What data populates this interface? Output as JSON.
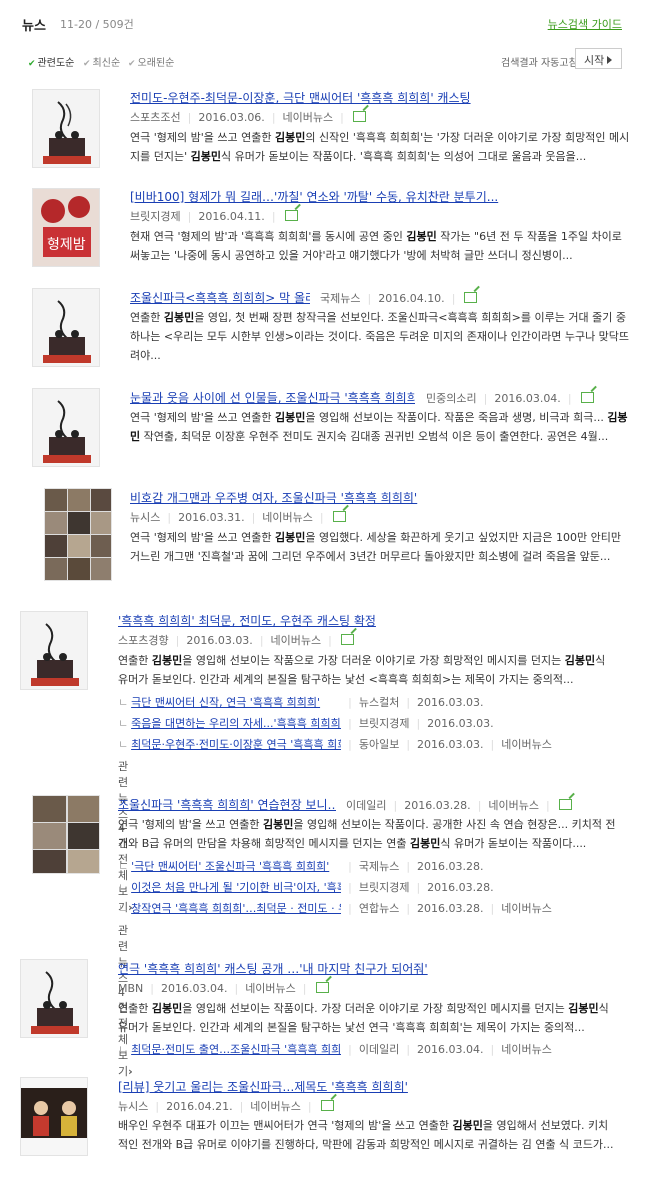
{
  "header": {
    "title": "뉴스",
    "count": "11-20 / 509건",
    "guide": "뉴스검색 가이드"
  },
  "sort": {
    "options": [
      "관련도순",
      "최신순",
      "오래된순"
    ],
    "auto_refresh_label": "검색결과 자동고침",
    "start_label": "시작"
  },
  "items": [
    {
      "title": "전미도-우현주-최덕문-이장훈, 극단 맨씨어터 '흑흑흑 희희희' 캐스팅",
      "source": "스포츠조선",
      "date": "2016.03.06.",
      "extra": "네이버뉴스",
      "desc_pre1": "연극 '형제의 밤'을 쓰고 연출한 ",
      "desc_b1": "김봉민",
      "desc_post1": "의 신작인 '흑흑흑 희희희'는 '가장 더러운 이야기로 가장 희망적인 메시지를 던지는' ",
      "desc_b2": "김봉민",
      "desc_post2": "식 유머가 돋보이는 작품이다. '흑흑흑 희희희'는 의성어 그대로 울음과 웃음을..."
    },
    {
      "title": "[비바100] 형제가 뭐 길래…'까칠' 연소와 '까탈' 수동, 유치찬란 분투기...",
      "source": "브릿지경제",
      "date": "2016.04.11.",
      "desc_pre1": "현재 연극 '형제의 밤'과 '흑흑흑 희희희'를 동시에 공연 중인 ",
      "desc_b1": "김봉민",
      "desc_post1": " 작가는 \"6년 전 두 작품을 1주일 차이로 써놓고는 '나중에 동시 공연하고 있을 거야'라고 얘기했다가 '방에 처박혀 글만 쓰더니 정신병이..."
    },
    {
      "title": "조울신파극<흑흑흑 희희희> 막 올라",
      "source": "국제뉴스",
      "date": "2016.04.10.",
      "desc_pre1": "연출한 ",
      "desc_b1": "김봉민",
      "desc_post1": "을 영입, 첫 번째 장편 창작극을 선보인다. 조울신파극<흑흑흑 희희희>를 이루는 거대 줄기 중 하나는 <우리는 모두 시한부 인생>이라는 것이다. 죽음은 두려운 미지의 존재이나 인간이라면 누구나 맞닥뜨려야..."
    },
    {
      "title": "눈물과 웃음 사이에 선 인물들, 조울신파극 '흑흑흑 희희희'",
      "source": "민중의소리",
      "date": "2016.03.04.",
      "desc_pre1": "연극 '형제의 밤'을 쓰고 연출한 ",
      "desc_b1": "김봉민",
      "desc_post1": "을 영입해 선보이는 작품이다. 작품은 죽음과 생명, 비극과 희극... ",
      "desc_b2": "김봉민",
      "desc_post2": " 작연출, 최덕문 이장훈 우현주 전미도 권지숙 김대종 권귀빈 오범석 이은 등이 출연한다. 공연은 4월..."
    },
    {
      "title": "비호감 개그맨과 우주병 여자, 조울신파극 '흑흑흑 희희희'",
      "source": "뉴시스",
      "date": "2016.03.31.",
      "extra": "네이버뉴스",
      "desc_pre1": "연극 '형제의 밤'을 쓰고 연출한 ",
      "desc_b1": "김봉민",
      "desc_post1": "을 영입했다. 세상을 화끈하게 웃기고 싶었지만 지금은 100만 안티만 거느린 개그맨 '진흑철'과 꿈에 그리던 우주에서 3년간 머무르다 돌아왔지만 희소병에 걸려 죽음을 앞둔..."
    },
    {
      "title": "'흑흑흑 희희희' 최덕문, 전미도, 우현주 캐스팅 확정",
      "source": "스포츠경향",
      "date": "2016.03.03.",
      "extra": "네이버뉴스",
      "desc_pre1": "연출한 ",
      "desc_b1": "김봉민",
      "desc_post1": "을 영입해 선보이는 작품으로 가장 더러운 이야기로 가장 희망적인 메시지를 던지는 ",
      "desc_b2": "김봉민",
      "desc_post2": "식 유머가 돋보인다. 인간과 세계의 본질을 탐구하는 낯선 <흑흑흑 희희희>는 제목이 가지는 중의적...",
      "related": [
        {
          "title": "극단 맨씨어터 신작, 연극 '흑흑흑 희희희'",
          "source": "뉴스컬처",
          "date": "2016.03.03."
        },
        {
          "title": "죽음을 대면하는 우리의 자세...'흑흑흑 희희희'",
          "source": "브릿지경제",
          "date": "2016.03.03."
        },
        {
          "title": "최덕문·우현주·전미도·이장훈 연극 '흑흑흑 희희희'",
          "source": "동아일보",
          "date": "2016.03.03.",
          "extra": "네이버뉴스"
        }
      ],
      "more": "관련뉴스 4건 전체보기"
    },
    {
      "title": "조울신파극 '흑흑흑 희희희' 연습현장 보니…",
      "source": "이데일리",
      "date": "2016.03.28.",
      "extra": "네이버뉴스",
      "desc_pre1": "연극 '형제의 밤'을 쓰고 연출한 ",
      "desc_b1": "김봉민",
      "desc_post1": "을 영입해 선보이는 작품이다. 공개한 사진 속 연습 현장은... 키치적 전개와 B급 유머의 만담을 차용해 희망적인 메시지를 던지는 연출 ",
      "desc_b2": "김봉민",
      "desc_post2": "식 유머가 돋보이는 작품이다....",
      "related": [
        {
          "title": "'극단 맨씨어터' 조울신파극 '흑흑흑 희희희'",
          "source": "국제뉴스",
          "date": "2016.03.28."
        },
        {
          "title": "이것은 처음 만나게 될 '기이한 비극'이자, '흑흑흑 희희희'",
          "source": "브릿지경제",
          "date": "2016.03.28."
        },
        {
          "title": "창작연극 '흑흑흑 희희희'…최덕문 · 전미도 · 우현주",
          "source": "연합뉴스",
          "date": "2016.03.28.",
          "extra": "네이버뉴스"
        }
      ],
      "more": "관련뉴스 4건 전체보기"
    },
    {
      "title": "연극 '흑흑흑 희희희' 캐스팅 공개 …'내 마지막 친구가 되어줘'",
      "source": "MBN",
      "date": "2016.03.04.",
      "extra": "네이버뉴스",
      "desc_pre1": "연출한 ",
      "desc_b1": "김봉민",
      "desc_post1": "을 영입해 선보이는 작품이다. 가장 더러운 이야기로 가장 희망적인 메시지를 던지는 ",
      "desc_b2": "김봉민",
      "desc_post2": "식 유머가 돋보인다. 인간과 세계의 본질을 탐구하는 낯선 연극 '흑흑흑 희희희'는 제목이 가지는 중의적...",
      "related": [
        {
          "title": "최덕문·전미도 출연…조울신파극 '흑흑흑 희희희'",
          "source": "이데일리",
          "date": "2016.03.04.",
          "extra": "네이버뉴스"
        }
      ]
    },
    {
      "title": "[리뷰] 웃기고 울리는 조울신파극…제목도 '흑흑흑 희희희'",
      "source": "뉴시스",
      "date": "2016.04.21.",
      "extra": "네이버뉴스",
      "desc_pre1": "배우인 우현주 대표가 이끄는 맨씨어터가 연극 '형제의 밤'을 쓰고 연출한 ",
      "desc_b1": "김봉민",
      "desc_post1": "을 영입해서 선보였다. 키치적인 전개와 B급 유머로 이야기를 진행하다, 막판에 감동과 희망적인 메시지로 귀결하는 김 연출 식 코드가..."
    }
  ],
  "colors": {
    "link": "#1a3fb4",
    "accent_green": "#3a9b1b",
    "meta": "#666666"
  },
  "icons": {
    "external": "external-link-icon",
    "check": "check-icon",
    "play": "play-triangle-icon",
    "chevron": "chevron-right-icon"
  }
}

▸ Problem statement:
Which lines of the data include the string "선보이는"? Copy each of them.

▸ Exercise result:
      "desc_post1": "을 영입해 선보이는 작품이다. 작품은 죽음과 생명, 비극과 희극... ",
      "desc_post1": "을 영입해 선보이는 작품으로 가장 더러운 이야기로 가장 희망적인 메시지를 던지는 ",
      "desc_post1": "을 영입해 선보이는 작품이다. 공개한 사진 속 연습 현장은... 키치적 전개와 B급 유머의 만담을 차용해 희망적인 메시지를 던지는 연출 ",
      "desc_post1": "을 영입해 선보이는 작품이다. 가장 더러운 이야기로 가장 희망적인 메시지를 던지는 ",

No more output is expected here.